…you ride into town… the king on a donkey… the lion-like lamb

…you throw the money changers out of the temple..the lamb-like lion

…you challenge the chief priests, scribes and elders with such courage–in the temple day after day, healing and teaching and disputing with them  in what they think is their house. Telling the Sadducees to their faces, “You are quite wrong.” Always respectful. Always brilliant. Again and again they challenge you and fall quiet at your knowledge of truth and Scripture and your ability to intellectually thrust and parry.

Deep thoughts on the heart of Valentine’s and a simple way to celebrate

Girl Blowing Red Hearts To Her Lover For Valentines Yes, Valentines is a celebration of love, but what is at the heart of love? And what clues might it give us to the best way to celebrate?

On the phone with my mom last night, a true introvert and a tiny bit of a loner, she said, “I just need a hug.”

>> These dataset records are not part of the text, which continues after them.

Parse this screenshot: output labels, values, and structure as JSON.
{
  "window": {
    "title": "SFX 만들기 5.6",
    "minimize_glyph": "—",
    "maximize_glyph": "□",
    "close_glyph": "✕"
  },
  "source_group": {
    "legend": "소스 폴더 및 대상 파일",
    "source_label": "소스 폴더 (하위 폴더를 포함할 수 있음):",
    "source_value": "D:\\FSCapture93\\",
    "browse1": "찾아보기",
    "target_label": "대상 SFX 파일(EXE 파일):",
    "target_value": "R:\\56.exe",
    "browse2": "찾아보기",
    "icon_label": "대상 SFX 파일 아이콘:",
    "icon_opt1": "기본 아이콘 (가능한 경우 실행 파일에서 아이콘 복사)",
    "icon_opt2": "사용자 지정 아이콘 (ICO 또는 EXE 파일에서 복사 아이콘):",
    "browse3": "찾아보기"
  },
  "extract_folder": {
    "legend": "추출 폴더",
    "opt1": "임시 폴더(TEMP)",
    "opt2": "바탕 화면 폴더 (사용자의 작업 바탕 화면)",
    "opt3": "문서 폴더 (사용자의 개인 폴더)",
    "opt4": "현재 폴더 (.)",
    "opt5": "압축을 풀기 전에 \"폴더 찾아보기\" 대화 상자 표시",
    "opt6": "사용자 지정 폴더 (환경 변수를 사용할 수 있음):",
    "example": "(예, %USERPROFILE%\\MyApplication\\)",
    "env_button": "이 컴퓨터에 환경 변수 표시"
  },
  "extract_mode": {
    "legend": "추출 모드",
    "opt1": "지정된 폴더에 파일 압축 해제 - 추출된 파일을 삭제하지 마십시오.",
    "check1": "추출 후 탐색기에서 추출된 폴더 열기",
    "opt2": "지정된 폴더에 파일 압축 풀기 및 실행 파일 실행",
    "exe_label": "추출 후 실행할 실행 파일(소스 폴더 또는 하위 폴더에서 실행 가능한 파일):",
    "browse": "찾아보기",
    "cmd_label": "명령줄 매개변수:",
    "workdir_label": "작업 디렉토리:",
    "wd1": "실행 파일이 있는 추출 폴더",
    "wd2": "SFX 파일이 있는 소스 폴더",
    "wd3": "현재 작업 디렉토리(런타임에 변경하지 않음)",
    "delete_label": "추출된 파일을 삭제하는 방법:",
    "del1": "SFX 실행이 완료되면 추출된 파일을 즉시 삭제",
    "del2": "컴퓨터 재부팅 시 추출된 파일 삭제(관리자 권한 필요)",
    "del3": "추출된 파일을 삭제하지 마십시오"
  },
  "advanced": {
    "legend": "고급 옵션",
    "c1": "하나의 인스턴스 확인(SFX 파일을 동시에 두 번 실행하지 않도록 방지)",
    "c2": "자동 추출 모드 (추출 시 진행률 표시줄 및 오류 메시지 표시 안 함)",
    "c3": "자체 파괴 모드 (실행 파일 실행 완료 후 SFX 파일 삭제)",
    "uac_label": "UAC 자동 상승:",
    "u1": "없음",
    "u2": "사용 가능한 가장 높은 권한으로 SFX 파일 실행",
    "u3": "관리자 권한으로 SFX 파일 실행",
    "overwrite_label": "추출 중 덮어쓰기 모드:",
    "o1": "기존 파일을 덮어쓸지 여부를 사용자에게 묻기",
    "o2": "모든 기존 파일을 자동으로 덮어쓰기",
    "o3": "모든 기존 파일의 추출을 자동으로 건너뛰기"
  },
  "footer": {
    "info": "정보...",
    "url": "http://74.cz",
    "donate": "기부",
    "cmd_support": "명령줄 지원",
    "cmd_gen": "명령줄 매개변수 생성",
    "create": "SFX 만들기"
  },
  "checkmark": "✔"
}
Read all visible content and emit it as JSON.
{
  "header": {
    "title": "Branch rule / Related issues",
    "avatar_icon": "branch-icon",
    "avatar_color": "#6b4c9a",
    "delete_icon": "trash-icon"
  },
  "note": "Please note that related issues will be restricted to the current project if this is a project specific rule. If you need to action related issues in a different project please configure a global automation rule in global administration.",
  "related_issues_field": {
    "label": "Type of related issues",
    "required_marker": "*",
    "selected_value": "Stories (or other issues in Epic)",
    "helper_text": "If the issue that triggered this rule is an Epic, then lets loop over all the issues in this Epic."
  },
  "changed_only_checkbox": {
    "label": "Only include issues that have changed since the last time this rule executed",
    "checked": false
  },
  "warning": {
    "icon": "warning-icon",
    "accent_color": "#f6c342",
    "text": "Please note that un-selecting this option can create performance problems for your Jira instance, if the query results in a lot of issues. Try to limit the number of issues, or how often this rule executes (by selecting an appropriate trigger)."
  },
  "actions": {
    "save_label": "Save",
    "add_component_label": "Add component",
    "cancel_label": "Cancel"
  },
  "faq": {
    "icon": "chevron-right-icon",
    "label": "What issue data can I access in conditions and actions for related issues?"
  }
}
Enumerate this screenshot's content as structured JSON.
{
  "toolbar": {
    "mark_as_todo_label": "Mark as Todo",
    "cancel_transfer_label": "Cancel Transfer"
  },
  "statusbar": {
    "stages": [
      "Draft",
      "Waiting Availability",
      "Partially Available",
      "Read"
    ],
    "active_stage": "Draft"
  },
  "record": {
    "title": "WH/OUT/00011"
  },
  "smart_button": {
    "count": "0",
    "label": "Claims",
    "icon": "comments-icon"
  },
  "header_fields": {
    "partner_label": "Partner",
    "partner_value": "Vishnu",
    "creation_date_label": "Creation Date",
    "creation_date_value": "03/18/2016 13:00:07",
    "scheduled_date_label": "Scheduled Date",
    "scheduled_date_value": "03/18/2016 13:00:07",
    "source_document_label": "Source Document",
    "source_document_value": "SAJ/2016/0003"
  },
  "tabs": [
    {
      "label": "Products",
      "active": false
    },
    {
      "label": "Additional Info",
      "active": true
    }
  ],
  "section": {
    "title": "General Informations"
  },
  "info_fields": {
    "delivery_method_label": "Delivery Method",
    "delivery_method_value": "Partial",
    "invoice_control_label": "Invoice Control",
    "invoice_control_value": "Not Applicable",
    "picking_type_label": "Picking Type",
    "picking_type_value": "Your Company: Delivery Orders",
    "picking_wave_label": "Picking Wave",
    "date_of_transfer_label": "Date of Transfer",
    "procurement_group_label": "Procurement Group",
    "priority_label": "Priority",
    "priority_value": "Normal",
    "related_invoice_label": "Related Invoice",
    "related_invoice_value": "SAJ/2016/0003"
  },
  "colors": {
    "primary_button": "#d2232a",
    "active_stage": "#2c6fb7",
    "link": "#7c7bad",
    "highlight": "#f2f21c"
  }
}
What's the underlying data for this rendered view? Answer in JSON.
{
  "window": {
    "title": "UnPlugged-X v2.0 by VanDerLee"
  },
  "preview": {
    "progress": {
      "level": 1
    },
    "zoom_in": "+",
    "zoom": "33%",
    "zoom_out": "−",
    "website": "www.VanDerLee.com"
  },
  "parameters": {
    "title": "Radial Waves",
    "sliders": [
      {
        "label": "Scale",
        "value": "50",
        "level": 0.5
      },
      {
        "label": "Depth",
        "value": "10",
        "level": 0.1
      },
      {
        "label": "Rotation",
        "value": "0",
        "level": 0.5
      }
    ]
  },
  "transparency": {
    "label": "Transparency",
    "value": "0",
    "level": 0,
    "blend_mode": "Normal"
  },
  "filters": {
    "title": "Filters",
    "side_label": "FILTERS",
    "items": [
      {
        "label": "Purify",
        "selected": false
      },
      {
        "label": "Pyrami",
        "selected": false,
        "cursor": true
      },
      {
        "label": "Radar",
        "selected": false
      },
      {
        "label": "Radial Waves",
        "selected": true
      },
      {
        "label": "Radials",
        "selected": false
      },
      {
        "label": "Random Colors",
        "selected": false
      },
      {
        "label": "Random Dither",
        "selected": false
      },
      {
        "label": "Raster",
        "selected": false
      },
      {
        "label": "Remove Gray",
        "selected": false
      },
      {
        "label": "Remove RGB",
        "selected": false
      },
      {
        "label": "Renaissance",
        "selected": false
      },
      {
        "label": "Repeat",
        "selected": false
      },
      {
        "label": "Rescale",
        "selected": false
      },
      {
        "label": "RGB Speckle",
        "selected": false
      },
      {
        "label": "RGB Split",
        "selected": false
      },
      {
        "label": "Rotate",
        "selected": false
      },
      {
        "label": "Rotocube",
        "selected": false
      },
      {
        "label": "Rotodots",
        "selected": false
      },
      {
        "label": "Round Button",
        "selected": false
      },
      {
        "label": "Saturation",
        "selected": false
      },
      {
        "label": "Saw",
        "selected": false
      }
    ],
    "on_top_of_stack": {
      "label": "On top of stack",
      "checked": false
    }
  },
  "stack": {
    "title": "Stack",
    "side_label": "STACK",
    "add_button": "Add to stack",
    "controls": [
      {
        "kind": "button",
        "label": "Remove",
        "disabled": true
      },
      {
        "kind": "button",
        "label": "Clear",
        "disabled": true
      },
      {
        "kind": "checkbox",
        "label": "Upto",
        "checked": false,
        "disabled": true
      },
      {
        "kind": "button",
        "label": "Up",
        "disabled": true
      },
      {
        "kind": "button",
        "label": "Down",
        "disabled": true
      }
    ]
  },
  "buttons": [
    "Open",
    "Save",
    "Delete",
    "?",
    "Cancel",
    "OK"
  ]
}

“I’m so sorry, Mom, that Dad isn’t well enough to hug you anymore. And I’m sorry that I’m so far away.”

“Yes, you know there’s a lady here where I live and she gets to feeling the same way. So we’ve agreed that, if ever we need a hug, she can just come to me and I will gladly give her one. And she’ll hug me if I need it.”

“Sounds like you need to look her up tomorrow.”

“Yes, I think so.”

Whether it’s a sudden disruption or a long slow drip, trouble and pain bring clarity. They help us discover, what really matters most? What is our greatest treasure? The answer is not success or accomplishment. Or a closet full of clothes or a trip to the beach or the mountains or “going to Disneyland.” It’s the tender presence, even the touch, of someone who cares about us.